Friday, August 29, 2008

Why Midwifery?

Some people might wonder why we're using a midwife instead of a traditional OB/GYN. One reason is I'm not very traditional. I'm a simple person when it comes to health care. Other than managing my asthma which is fairly mild at this point in my life, I lead a healthy life (eat organic "whole foods" as much as possible, exercise frequently, don't smoke) and usually go to my primary care physician once a year. I rarely use over-the-counter and prescription medications (as needed for my asthma). A drug-free kind of child birth fits my model of health care and midwifery seems like a natural fit. I could go "natural" with an OB/GYN, but the traditional medical model is potentially a lot more intrusive than I want. "You could have complications so let's check on everything rather than seeing me as a normal pregnant person."

Having said all that, it has been fascinating working with the West End Women's Health Center because it seems like a compromise of traditional midwifery and traditional obsterics practices. Throughout June and July I read Ina May Gaskin's Guide to Childbirth which basically tells the story of midwifery. Ina May is famously known from the midwifery practice at The Farm in Summertown, TN. I heard about The Farm often as a child of the 70's & 80's because one of my mom's good friends was a resident and currently is a midwife/instructor in Knoxville, TN. I have always had a positive association with The Farm and its values/tenets of living in community.
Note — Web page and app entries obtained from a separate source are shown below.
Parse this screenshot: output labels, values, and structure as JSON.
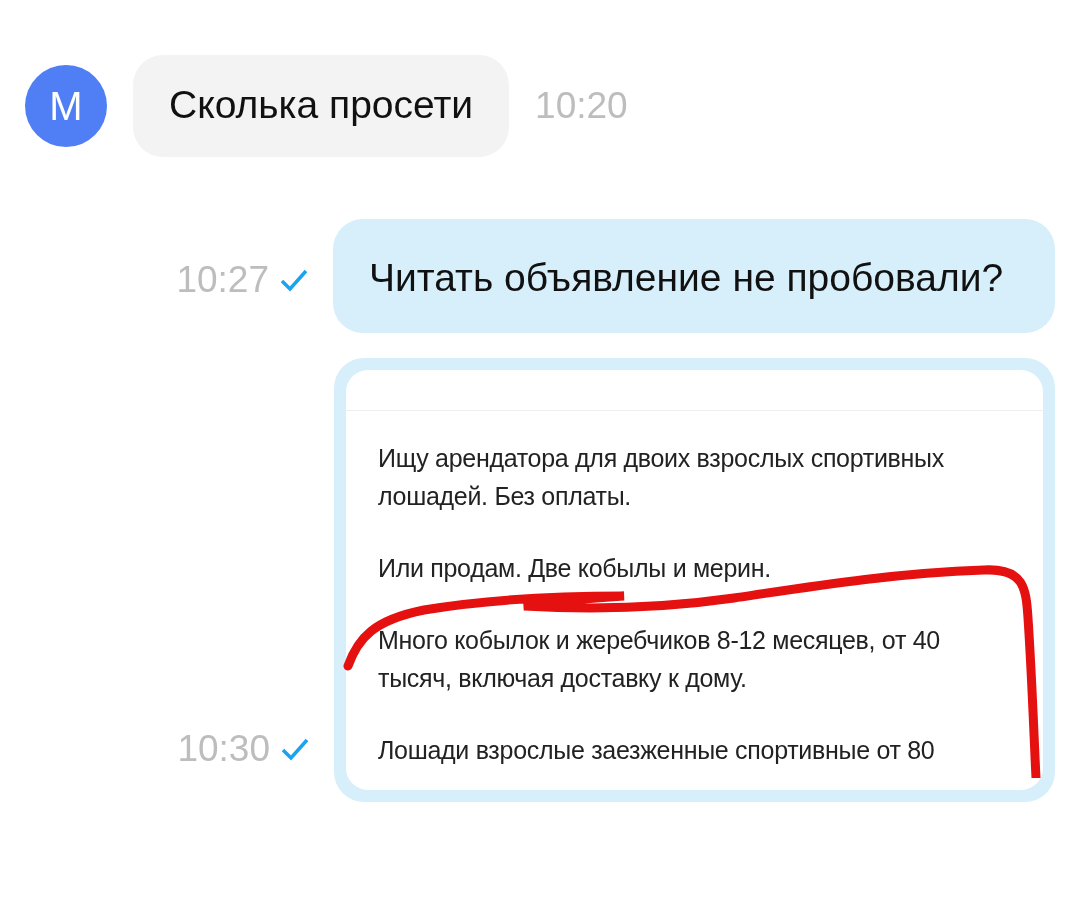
{
  "messages": [
    {
      "kind": "incoming",
      "avatar": "M",
      "text": "Сколька просети",
      "time": "10:20"
    },
    {
      "kind": "outgoing",
      "text": "Читать объявление не пробовали?",
      "time": "10:27",
      "read": true
    },
    {
      "kind": "image",
      "time": "10:30",
      "read": true,
      "paragraphs": [
        "Ищу арендатора для двоих взрослых спортивных лошадей. Без оплаты.",
        "Или продам. Две кобылы и мерин.",
        "Много кобылок и жеребчиков 8-12 месяцев, от 40 тысяч, включая доставку к дому.",
        "Лошади взрослые заезженные спортивные от 80"
      ]
    }
  ]
}
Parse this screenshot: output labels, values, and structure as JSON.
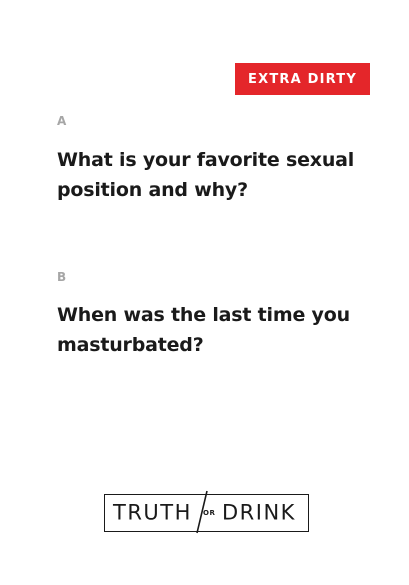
{
  "badge": {
    "label": "EXTRA DIRTY",
    "color": "#e4262a"
  },
  "questions": [
    {
      "letter": "A",
      "text": "What is your favorite sexual position and why?"
    },
    {
      "letter": "B",
      "text": "When was the last time you masturbated?"
    }
  ],
  "logo": {
    "left_word": "TRUTH",
    "connector": "OR",
    "right_word": "DRINK"
  }
}
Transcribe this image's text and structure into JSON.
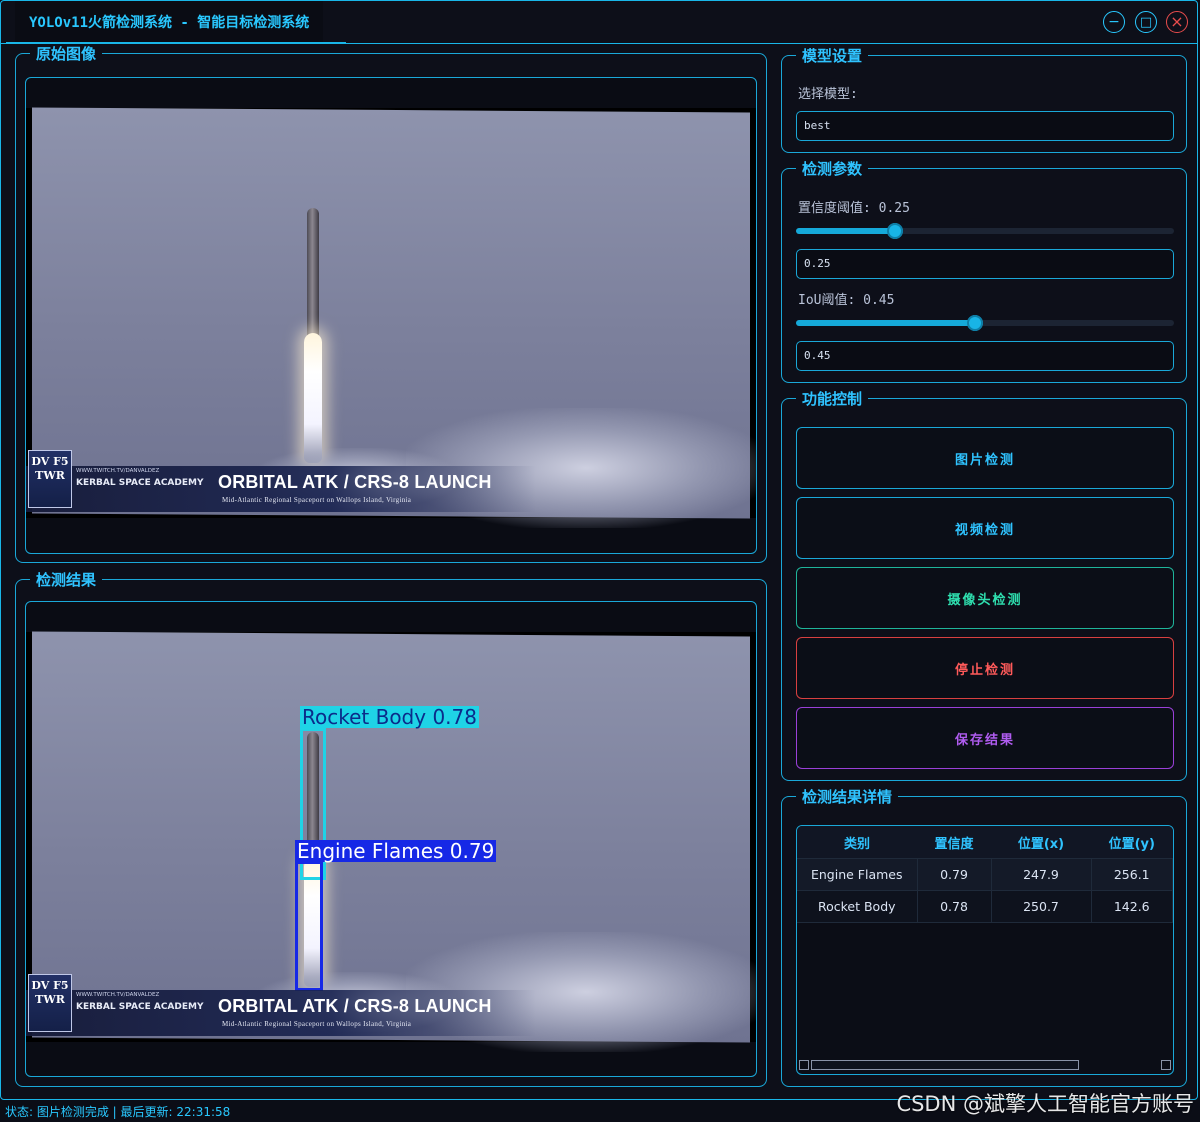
{
  "window": {
    "title": "YOLOv11火箭检测系统 - 智能目标检测系统",
    "minimize_symbol": "−",
    "maximize_symbol": "□",
    "close_symbol": "×"
  },
  "original": {
    "title": "原始图像",
    "banner_logo": "DV F5\nTWR",
    "banner_small": "WWW.TWITCH.TV/DANVALDEZ",
    "banner_academy": "KERBAL SPACE ACADEMY",
    "banner_main": "ORBITAL ATK / CRS-8 LAUNCH",
    "banner_sub": "Mid-Atlantic Regional Spaceport on Wallops Island, Virginia"
  },
  "result": {
    "title": "检测结果",
    "detections": [
      {
        "label": "Rocket Body 0.78",
        "color": "#1fd3e6",
        "text_color": "#0b2c8a"
      },
      {
        "label": "Engine Flames 0.79",
        "color": "#1628e6",
        "text_color": "#ffffff"
      }
    ]
  },
  "model": {
    "title": "模型设置",
    "select_label": "选择模型:",
    "selected": "best"
  },
  "params": {
    "title": "检测参数",
    "conf_label": "置信度阈值: 0.25",
    "conf_value": 0.25,
    "conf_input": "0.25",
    "iou_label": "IoU阈值: 0.45",
    "iou_value": 0.45,
    "iou_input": "0.45",
    "accent": "#15a9d9"
  },
  "controls": {
    "title": "功能控制",
    "image_detect": "图片检测",
    "video_detect": "视频检测",
    "camera_detect": "摄像头检测",
    "stop_detect": "停止检测",
    "save_result": "保存结果"
  },
  "details": {
    "title": "检测结果详情",
    "columns": [
      "类别",
      "置信度",
      "位置(x)",
      "位置(y)"
    ],
    "rows": [
      [
        "Engine Flames",
        "0.79",
        "247.9",
        "256.1"
      ],
      [
        "Rocket Body",
        "0.78",
        "250.7",
        "142.6"
      ]
    ]
  },
  "status": {
    "text": "状态: 图片检测完成 | 最后更新: 22:31:58"
  },
  "watermark": "CSDN @斌擎人工智能官方账号"
}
However, I didn't know much more about midwifery and this book is very informative and confirms my beliefs about how I want my child birth experience to be. Even at my AMA (advanced maternal age) I am not interested in having many of the diagnostic tests performed and that has been somewhat in conflict with SOP (standard operating procedure) even at WEWHC which surprises me. These tests used to be done for a specific medically driven concern - older age of mother, family history of genetic disorder, or some other genuine reason. With technological and medical developments as well as fear of malpractice, it seems like these tests have become standard and expected for all rather than rare and only truly necessary for a few.

Pregnancy and child birth are a normal part of life; women have been having children for centuries with the assistance of midwives. Actually outside of the United States, midwifery is much more common - something like 90% of women in the world use a midwife, only 5-10% use a different model. In the US, it is the opposite - only about 5-10% of American women use a midwife and most of those are affiliated with a hospital. Ironically that reminds me of the issue of last names when a WOMAN gets married. About 8% of women retain her "maiden" last name or hyphenate - 92% change to her husband's (in a heterosexual model). Once again I'm a non-traditionalist!

There is the convenience of insurance connected with using the WEWHC versus giving birth at The Farm or at home. It is still significantly cheaper to give birth using a midwife, even at the hospital - so I'm told by the WEWHC office manager. However, these lab tests cost money (someone pays for it) as well as being intrusive, possibly painful and potentially harmful to the fetus in addition to any emotional and mental anguish depending on the results.

At the end of my most recent visit to the midwife (not Soheyl again), she mentioned that at my next visit (28 weeks) I would have the test done for gestational diabetes. I said that I wasn't going to do the test and she looked up, seemingly surprised and said "not at all." I didn't understand that comment because I thought you have it or you don't. I said "not at all." Then she said she'd leave a note for my primary midwife who would prepare something for me to sign stating that I was declining the test. Interestingly enough it wasn't presented as a possible test to take and here's some information about why or why not to do it. It was presented as a standard test to have done.

I've read about the test - I don't have any of the symptoms. I haven't had fast weight gain, I don't eat much processed foods, I exercise, I don't have a family history of diabetes, and I eat because I'm hungry. Also I don't want to drink some sugary gunk, wait for an hour for them to take some blood and see if my blood sugar is high. That isn't natural!

I am happy with the WEWHC in general. When I asked the midwife about Labor & Delivery at Vanderbilt - can you move around, what kind of fetal monitoring is used, can you eat & drink, what about bath/showers, limits on labor time before induction, how do they feel about a birth plan, having people at the delivery, etc. - I received pleasing and comforting answers. The number of C-sections performed is low and there isn't pressure to get an epidural; it sounds like a more relaxed attitude about natural child birth which I would expect with midwifery.